Surgery to prevent stroke is widely accepted, as in the case of carotid endarterectomy. Our initial human experience with LAPTONI in AF documents that it is technically feasible to perform this procedure without cardiac invasion, in a relatively elderly population at substantial risk for AF-related stroke, without producing any disabling neurologic morbidity in the short term. Our study differs from the endovascular approach thus far described (6), in that our patients had higher estimated risk, that no cardiac invasion or intracardiac foreign body was placed, and that no immediate post-procedure antithrombotic therapy was utilized. A statistical trend toward benefit in our patients with prior thromboembolism was demonstrated with an average follow-up of 42 months. These data provide support for the further development of this or other techniques for appendage obliteration, in hopes of providing an effective prophylaxis for patients with the highest risk and absolute contraindications to, or proven inefficacy of, anticoagulation.
☆ Supported by grants from Ethicon Endosurgery and the Mayo Foundation for Medical Research.
- atrial fibrillation
- Atrial Fibrillation Investigators
- European Atrial Fibrillation Trial
- left atrial
- Left Appendage, Total Obliteration, No cardiac Invasion
- Stroke Prevention in Atrial Fibrillation
- transesophageal echocardiography
- Received December 5, 2002.
- Revision received January 30, 2003.

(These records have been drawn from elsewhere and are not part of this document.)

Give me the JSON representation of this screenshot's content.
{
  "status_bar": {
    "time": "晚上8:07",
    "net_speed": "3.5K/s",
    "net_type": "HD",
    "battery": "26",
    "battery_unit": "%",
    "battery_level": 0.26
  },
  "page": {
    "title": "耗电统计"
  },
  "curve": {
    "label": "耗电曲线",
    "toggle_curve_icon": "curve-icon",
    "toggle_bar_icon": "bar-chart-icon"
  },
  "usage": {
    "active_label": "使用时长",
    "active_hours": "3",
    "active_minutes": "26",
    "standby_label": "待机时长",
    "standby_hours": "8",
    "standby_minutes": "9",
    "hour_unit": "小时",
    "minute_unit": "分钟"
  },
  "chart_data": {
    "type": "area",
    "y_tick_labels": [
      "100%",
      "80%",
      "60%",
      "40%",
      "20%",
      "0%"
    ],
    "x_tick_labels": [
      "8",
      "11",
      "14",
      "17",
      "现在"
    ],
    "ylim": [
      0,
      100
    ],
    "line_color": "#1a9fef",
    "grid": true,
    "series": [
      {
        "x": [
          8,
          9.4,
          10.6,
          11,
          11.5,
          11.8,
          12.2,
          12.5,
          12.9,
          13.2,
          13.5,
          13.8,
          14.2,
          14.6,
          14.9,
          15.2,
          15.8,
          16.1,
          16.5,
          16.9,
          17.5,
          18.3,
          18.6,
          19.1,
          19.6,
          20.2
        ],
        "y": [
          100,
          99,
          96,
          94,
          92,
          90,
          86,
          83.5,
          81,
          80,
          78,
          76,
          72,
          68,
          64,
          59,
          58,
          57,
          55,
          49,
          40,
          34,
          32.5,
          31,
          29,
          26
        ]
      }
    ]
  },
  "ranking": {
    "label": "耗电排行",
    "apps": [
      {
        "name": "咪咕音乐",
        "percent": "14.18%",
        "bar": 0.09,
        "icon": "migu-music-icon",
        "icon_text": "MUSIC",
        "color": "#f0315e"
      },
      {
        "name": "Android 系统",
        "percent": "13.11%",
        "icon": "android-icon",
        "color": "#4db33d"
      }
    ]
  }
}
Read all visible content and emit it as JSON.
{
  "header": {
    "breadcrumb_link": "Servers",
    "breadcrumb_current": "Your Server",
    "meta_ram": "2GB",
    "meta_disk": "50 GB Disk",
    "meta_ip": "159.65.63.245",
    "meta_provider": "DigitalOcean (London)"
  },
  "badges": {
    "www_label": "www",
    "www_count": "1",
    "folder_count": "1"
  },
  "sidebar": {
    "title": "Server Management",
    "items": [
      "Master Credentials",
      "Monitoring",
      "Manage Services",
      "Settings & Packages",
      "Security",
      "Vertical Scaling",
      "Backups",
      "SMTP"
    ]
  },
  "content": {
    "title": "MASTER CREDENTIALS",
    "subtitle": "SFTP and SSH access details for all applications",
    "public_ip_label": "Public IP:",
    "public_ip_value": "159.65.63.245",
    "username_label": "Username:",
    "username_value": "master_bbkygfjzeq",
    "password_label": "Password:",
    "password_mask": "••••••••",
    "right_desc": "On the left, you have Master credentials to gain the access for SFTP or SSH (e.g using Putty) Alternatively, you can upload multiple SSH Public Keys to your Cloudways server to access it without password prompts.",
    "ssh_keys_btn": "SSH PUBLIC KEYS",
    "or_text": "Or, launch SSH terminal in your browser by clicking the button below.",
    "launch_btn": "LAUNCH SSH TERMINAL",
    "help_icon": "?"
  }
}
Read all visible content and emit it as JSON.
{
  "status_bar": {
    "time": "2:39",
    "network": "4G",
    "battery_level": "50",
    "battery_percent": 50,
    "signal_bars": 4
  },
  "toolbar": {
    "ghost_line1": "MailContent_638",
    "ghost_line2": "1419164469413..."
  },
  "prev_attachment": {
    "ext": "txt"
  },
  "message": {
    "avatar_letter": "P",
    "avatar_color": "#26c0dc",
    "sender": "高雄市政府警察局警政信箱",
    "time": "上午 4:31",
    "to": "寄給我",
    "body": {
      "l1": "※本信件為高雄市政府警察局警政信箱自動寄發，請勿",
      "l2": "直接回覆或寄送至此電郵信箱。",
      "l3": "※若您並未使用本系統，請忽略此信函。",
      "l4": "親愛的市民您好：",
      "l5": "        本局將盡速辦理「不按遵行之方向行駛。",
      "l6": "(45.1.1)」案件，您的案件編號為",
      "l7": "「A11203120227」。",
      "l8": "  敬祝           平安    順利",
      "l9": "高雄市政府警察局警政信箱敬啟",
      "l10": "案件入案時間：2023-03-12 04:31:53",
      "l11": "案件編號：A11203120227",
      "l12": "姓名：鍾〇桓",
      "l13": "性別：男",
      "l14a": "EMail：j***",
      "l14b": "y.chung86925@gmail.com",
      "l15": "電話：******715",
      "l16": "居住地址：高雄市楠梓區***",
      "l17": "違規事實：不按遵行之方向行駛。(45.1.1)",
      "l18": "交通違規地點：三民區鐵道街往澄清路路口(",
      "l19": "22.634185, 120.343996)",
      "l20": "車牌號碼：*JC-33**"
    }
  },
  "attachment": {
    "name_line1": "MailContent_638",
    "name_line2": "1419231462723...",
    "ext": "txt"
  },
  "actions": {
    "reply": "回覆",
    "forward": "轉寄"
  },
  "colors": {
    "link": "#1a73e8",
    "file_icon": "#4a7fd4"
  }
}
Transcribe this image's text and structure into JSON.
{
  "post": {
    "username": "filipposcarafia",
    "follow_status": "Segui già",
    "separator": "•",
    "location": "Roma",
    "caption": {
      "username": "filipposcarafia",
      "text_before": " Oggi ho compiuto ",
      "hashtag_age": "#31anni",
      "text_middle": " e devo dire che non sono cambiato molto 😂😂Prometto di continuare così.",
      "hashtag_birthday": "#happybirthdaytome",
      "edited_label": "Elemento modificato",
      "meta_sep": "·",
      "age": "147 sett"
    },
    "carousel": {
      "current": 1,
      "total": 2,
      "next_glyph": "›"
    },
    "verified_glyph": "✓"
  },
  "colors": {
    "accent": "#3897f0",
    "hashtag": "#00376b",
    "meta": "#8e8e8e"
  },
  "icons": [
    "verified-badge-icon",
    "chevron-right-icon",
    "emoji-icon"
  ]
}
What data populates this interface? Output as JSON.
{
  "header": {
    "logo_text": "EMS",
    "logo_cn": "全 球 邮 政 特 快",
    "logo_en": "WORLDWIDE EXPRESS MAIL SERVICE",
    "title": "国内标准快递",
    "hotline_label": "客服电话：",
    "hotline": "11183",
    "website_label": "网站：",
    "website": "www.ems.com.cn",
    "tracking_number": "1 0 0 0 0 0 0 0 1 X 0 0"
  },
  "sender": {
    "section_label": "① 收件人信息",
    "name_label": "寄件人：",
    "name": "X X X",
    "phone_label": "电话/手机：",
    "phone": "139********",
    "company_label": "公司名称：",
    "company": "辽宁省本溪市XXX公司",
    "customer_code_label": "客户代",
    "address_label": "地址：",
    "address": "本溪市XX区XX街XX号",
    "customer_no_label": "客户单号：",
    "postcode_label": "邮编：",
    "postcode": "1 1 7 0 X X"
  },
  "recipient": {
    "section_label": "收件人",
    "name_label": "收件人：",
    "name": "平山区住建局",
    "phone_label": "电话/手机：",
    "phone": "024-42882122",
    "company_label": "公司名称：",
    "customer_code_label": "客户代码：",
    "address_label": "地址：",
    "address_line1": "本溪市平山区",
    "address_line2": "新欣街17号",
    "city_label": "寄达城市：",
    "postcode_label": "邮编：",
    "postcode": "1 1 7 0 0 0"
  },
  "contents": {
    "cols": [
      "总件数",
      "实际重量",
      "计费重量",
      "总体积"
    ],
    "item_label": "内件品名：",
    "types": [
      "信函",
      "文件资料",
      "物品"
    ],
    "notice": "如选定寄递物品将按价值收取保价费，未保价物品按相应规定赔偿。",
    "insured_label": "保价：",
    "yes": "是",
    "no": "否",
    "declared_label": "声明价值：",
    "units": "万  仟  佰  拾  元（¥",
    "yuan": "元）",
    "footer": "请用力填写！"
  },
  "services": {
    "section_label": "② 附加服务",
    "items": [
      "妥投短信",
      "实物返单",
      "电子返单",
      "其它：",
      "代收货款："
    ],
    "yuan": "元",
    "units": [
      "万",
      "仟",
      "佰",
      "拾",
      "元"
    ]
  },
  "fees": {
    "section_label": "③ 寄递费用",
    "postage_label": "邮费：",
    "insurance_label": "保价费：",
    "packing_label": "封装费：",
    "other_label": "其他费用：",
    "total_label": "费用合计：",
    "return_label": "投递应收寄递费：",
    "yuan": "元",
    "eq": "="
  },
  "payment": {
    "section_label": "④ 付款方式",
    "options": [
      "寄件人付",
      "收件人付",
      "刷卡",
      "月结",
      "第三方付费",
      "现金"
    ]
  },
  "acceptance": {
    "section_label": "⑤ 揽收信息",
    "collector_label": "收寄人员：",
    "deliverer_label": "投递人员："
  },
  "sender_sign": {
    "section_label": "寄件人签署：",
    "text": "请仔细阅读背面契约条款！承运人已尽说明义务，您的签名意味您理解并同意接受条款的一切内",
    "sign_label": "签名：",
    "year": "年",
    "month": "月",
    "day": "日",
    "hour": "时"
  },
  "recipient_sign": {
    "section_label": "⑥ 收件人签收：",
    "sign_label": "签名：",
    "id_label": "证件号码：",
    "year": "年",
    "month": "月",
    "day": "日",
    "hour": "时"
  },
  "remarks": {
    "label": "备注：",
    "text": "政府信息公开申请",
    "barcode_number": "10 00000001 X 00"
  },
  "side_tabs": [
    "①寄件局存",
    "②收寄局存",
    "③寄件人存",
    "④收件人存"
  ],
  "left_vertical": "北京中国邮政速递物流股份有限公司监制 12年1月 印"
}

- Accepted February 20, 2003.
- American College of Cardiology Foundation
- Hart R.G.,
- Halperin J.L.
- Sievert H.,
- Lesh M.D.,
- Trepels T.,
- et al.
- Johnson W.D.,
- Ganjoo A.K.,
- Stone C.D.,
- et al.
- Hart R.G.,
- Pearce L.A.,
- McBride R.,
- et al.
- Blackshear J.L.
- Stamou S.C.,
- Hill P.C.,
- Dangas G.,
- et al.